Important Factors about Vacuum Gauges, an integral part of Vacuum Instrumentation

Vacuum Instrumentation is designed to perform under very high-pressure conditions in a variety of industries, be it food, computers, or even space. The entire performance of the appliance or the end results can differ if the optimal vacuum pressure is not applied. This makes it important to consider all the important factors while selecting the right equipment best suited for your needs.

Industrial equipment such as vacuum gauges have specific performance levels, accuracy, operation guidelines and limitations. Apart from this, one also needs to consider the process or application where they will be used, its compatibility to the existing system, and the overall cost and maintenance of the entire system.
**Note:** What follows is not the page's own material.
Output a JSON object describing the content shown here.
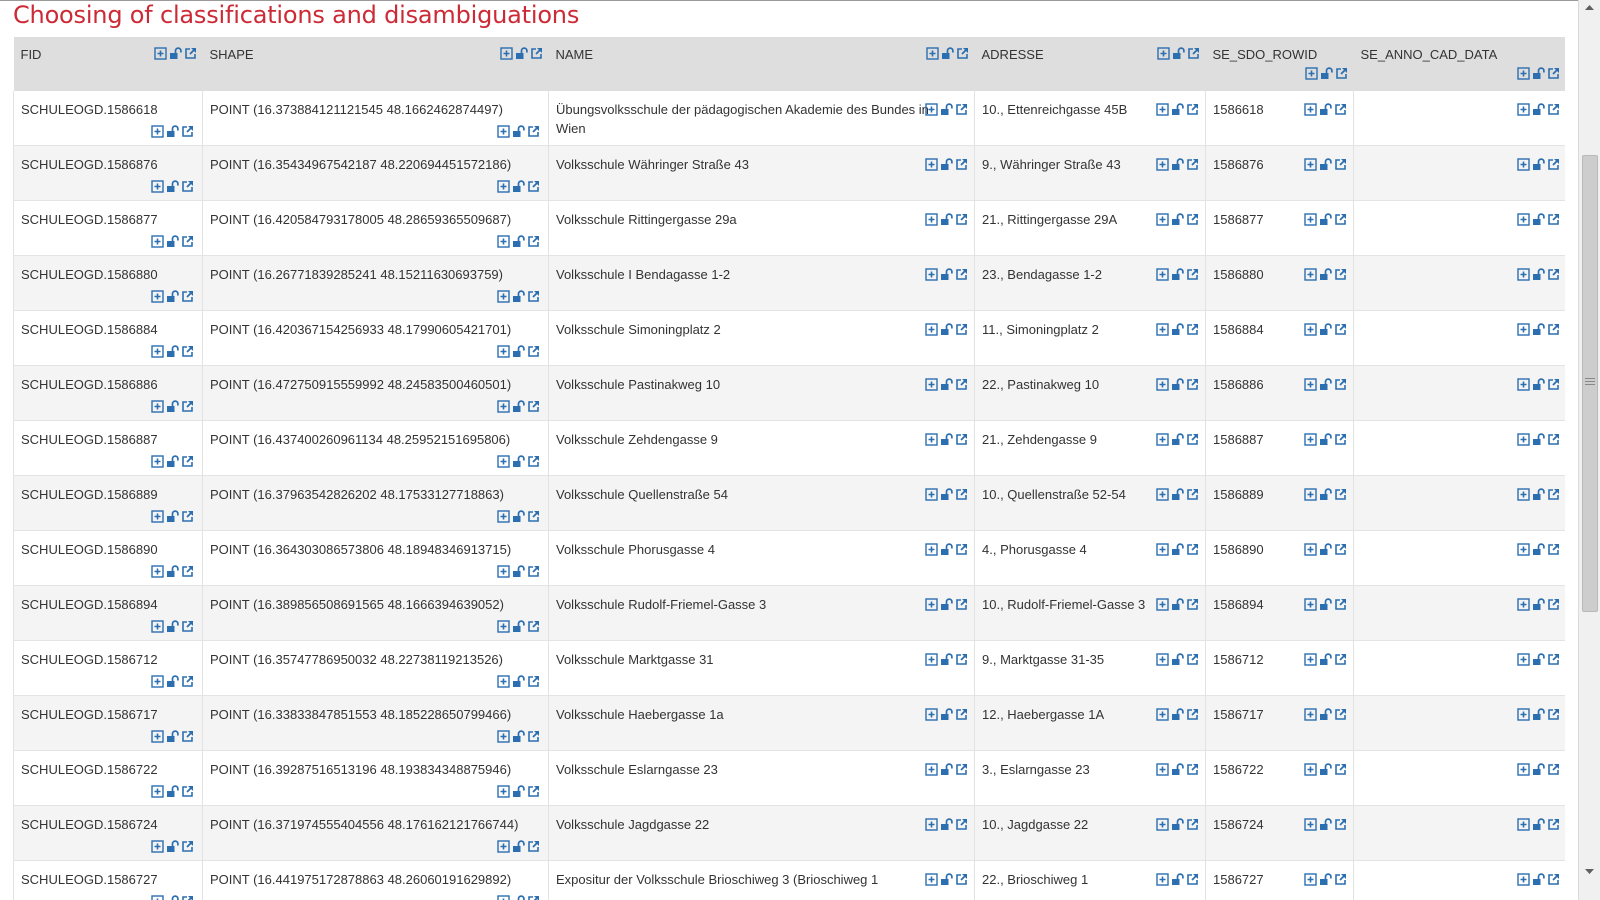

To help you make a better and more informed decision when selecting vacuum instrumentation, we have listed a few of the factors you need to watch out for.

  1. Types of Vacuum Gauges

One can select from two different types of vacuum gauges which differ on the basis of both operation and performance parameters. These vacuum instrumentation are basically available as ‘Direct Gauges’ & ‘Indirect Gauges’.

  • Direct Gauges: Also known as gas independent gauges, these gauges do not depend on any particular type of gas for their performance. These gauges work only when the molecules present in the space have a physical effect which is only present at pressures above 10-4 mbar and above. For pressures below this, direct gauges won’t work effectively and hence are not to be use.
  • Indirect Gauges: Designed to measure the pressure based on the gas type, indirect gauges generally rely on two different methods for their measurement, thermal transfer and ionization. To calculate the pressure using indirect gauges, you first need to identify the gas present inside. Once you know the gas, apply the corresponding correction factor to find the pressure.

Direct gauges are considered more accurate, while the results of indirect gauges are considered more consistent. So, you need to carefully consider your requirements before installing either of them.

  1. The Vacuum Level

When considering vacuum instrumentation such as vacuum gauges, it is very important to know the vacuum level present under working conditions. Vacuum levels can be briefly classified as Rough, Medium, High and Ultra High levels. The pressure range for these four levels is generally between 1 mbar to 10 -12 mbar. Based on what we discussed in the last factor, Direct Gauges can be used for Rough and Medium vacuum level while indirect gauges can only be used for High and Ultra High levels.

Depending on the application, industry, and process, you may need to install a combination of different technologies to achieve the best and high accuracy levels through your vacuum instrumentation. As per professionals rough to medium level gauges have higher accuracy as compared to high and ultra-high vacuum levels.

  1. The Process or application where you are planning to use them

The process where they may be used and the surroundings too play an important role in the selection of the right vacuum instrumentation. One needs to carefully consider the impact of the following on the measurement readings.

  • Any dust or debris being a part of the process
  • The presence of any corrosive gases or liquids in the atmosphere along with water varpour
  • Vibrations being generated by the machinery
  • Presence of any radiation, magnetic and electrical fields

Cost & Maintenance

The overall cost and expenses related to its periodic maintenance also needs to be considered while selecting the best vacuum instrumentation, as that could would have a significant impact on the overall budget.

Select the vacuum instrumentation best suited for your needs

The higher the accuracy, more expensive is the solution, which makes it imperative that you identify your specific needs and source the instrumentation accordingly. Do consider all the other factors outlined in this blog, to make the right decision when it comes to your vacuum instrumentation.